Q: What’s the best piece of advice you’ve been given?
Elfering: “If you love what you do, you will never work a day in your life.” SO TRUE!!
Henkelman: “Continue learning and don’t be afraid to fail. Some of the greatest lessons are learned while you pick yourself up.”
Stangler: “If you can dream it, you can do it.” – Walt Disney
Linn: Two things: “Think like an owner” and “See a situation from all sides.”
Birr: “View every person you meet as a door that may lead you to a new opportunity.”
Noreen: “You miss 100% of the shots you don’t take.”
Schneider: “Be a fountain, not a drain.”
Schimek: “Everything happens for a reason. Follow your gut.”
Foulds: “Better to ask for forgiveness than permission”– Admiral Grace Hopper via OCS’ COO, Daryn Lecy.
Q: What advice would you give to other women who are looking to pursue leadership roles?
Olmscheid: Always lead by example.
Birr: Trust your own talents and abilities, work hard, enjoy the journey, and don’t forget to celebrate your successes.
Perlinger: Education should never stop, and we all need to continue to learn and grow. Once you are ready for additional opportunities, have a respectful conversation with someone that is willing to advocate for you and capable of assisting in your career growth. Ask what you can do to take on additional responsibilities and communicate your interest in a leadership role. Be bold and honest, but make sure your hard work is continuing to prove your capabilities.
Piekanski: Find an organization where your value will be appreciated, where you can truly have a seat at the table, make an impact, and shine. You being you should be enough.
Schneider: Ditto, Keara. Work hard for those who see your value and if your value isn’t seen, find somewhere where it will be.
Q: What do you enjoy most about working at Oakmont Capital Services?
Olmscheid, Elfering, Foulds, Zoba, Schneider, Birr, Schimek and Henkelman: The people (jinx!)
Linn: Our team.

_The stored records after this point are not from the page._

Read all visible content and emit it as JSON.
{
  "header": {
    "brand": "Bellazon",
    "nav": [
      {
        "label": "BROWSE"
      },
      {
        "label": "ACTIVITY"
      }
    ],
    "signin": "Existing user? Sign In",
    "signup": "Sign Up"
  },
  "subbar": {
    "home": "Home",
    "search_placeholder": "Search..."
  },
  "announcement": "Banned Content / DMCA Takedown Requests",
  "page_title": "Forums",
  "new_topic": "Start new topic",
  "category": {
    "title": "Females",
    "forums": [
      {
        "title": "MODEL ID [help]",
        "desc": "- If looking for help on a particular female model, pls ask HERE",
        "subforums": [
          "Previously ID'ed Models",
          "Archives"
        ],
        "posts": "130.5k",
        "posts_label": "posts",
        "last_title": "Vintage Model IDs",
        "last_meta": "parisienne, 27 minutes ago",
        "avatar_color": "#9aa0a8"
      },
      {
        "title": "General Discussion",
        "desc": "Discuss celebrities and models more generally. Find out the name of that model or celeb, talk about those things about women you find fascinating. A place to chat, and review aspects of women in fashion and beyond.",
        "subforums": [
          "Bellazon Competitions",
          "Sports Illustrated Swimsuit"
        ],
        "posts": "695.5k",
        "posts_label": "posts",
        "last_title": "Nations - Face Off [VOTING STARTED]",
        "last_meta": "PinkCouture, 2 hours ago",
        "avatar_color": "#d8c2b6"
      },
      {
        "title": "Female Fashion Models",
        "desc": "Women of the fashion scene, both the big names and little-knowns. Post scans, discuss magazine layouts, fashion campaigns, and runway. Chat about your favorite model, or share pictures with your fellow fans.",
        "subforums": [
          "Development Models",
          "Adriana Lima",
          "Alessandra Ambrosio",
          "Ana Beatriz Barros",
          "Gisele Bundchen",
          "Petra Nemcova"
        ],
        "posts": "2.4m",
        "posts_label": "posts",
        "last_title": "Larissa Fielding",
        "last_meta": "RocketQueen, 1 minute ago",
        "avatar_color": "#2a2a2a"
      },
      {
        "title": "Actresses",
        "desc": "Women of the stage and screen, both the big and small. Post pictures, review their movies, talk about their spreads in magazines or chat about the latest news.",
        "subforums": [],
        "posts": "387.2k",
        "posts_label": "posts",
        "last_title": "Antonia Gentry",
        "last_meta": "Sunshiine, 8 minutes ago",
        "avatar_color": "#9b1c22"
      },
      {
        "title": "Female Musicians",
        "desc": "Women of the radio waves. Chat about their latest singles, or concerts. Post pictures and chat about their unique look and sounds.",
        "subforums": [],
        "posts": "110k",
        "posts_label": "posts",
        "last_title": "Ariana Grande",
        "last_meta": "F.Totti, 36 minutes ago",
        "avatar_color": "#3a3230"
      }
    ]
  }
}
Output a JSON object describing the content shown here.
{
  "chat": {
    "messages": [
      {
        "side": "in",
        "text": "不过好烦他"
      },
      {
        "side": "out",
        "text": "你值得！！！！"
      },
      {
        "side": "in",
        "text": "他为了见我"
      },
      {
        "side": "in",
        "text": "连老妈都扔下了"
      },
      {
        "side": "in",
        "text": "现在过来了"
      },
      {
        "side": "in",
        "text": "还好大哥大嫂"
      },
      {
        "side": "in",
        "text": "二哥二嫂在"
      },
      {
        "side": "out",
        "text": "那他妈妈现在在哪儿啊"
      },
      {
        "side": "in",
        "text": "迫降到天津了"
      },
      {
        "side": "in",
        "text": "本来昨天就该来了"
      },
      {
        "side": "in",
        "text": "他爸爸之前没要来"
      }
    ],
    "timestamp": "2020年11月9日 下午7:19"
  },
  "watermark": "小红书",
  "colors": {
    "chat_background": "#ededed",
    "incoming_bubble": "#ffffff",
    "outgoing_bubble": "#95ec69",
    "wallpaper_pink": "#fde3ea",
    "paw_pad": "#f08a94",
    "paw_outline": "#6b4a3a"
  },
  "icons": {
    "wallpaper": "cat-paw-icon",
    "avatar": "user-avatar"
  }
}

Perlinger and Stangler: The culture.
Piekanski: The family-friendly environment.
Women in Leadership and Equipment Financing Recap
Oakmont Capital Services is an example of how the leasing and financing industry has embraced equity. Equipment finance companies and industry associations/organizations are initiating conversations that, at first, may be difficult but are changing our industry for the better – helping employees advance their careers and feel safe and welcome in the workplace. Employees are at the core of every successful organization, and OCS is no exception. As a woman and newbie in the finance sector, I (a.k.a. the interviewer) was fortunate enough to organize this discussion and obtain honest input from my colleagues. I learned about several industry opportunities that can foster growth and valuable advice that I will keep in my back pocket. More importantly, however, if I feel doubtful or discouraged at any point, I can remind myself that a path has been forged by female professionals who came before me. Women in the workplace have faced and overcome various obstacles, and should I ever need to, they’re just an email/phone call away. Representation matters, and although we still have work to do in our organization and industry-wide, it’s a good place to be today!
By Ana Suarez, Marketing Communications Specialist
Oakmont Capital Services (OCS), founded in 1998, is a direct, independent lender providing commercial equipment financing and working capital throughout all 50 United States. Our seasoned finance professionals work across many industry verticals, helping customers secure funding quickly and easily via a streamlined, virtual process. Our rates and terms are affordable, making OCS a reputable solution for equipment financing. The professional financing staff at Oakmont is the reliable choice for today’s financing needs. For more information, visit www.oakmontfinance.com.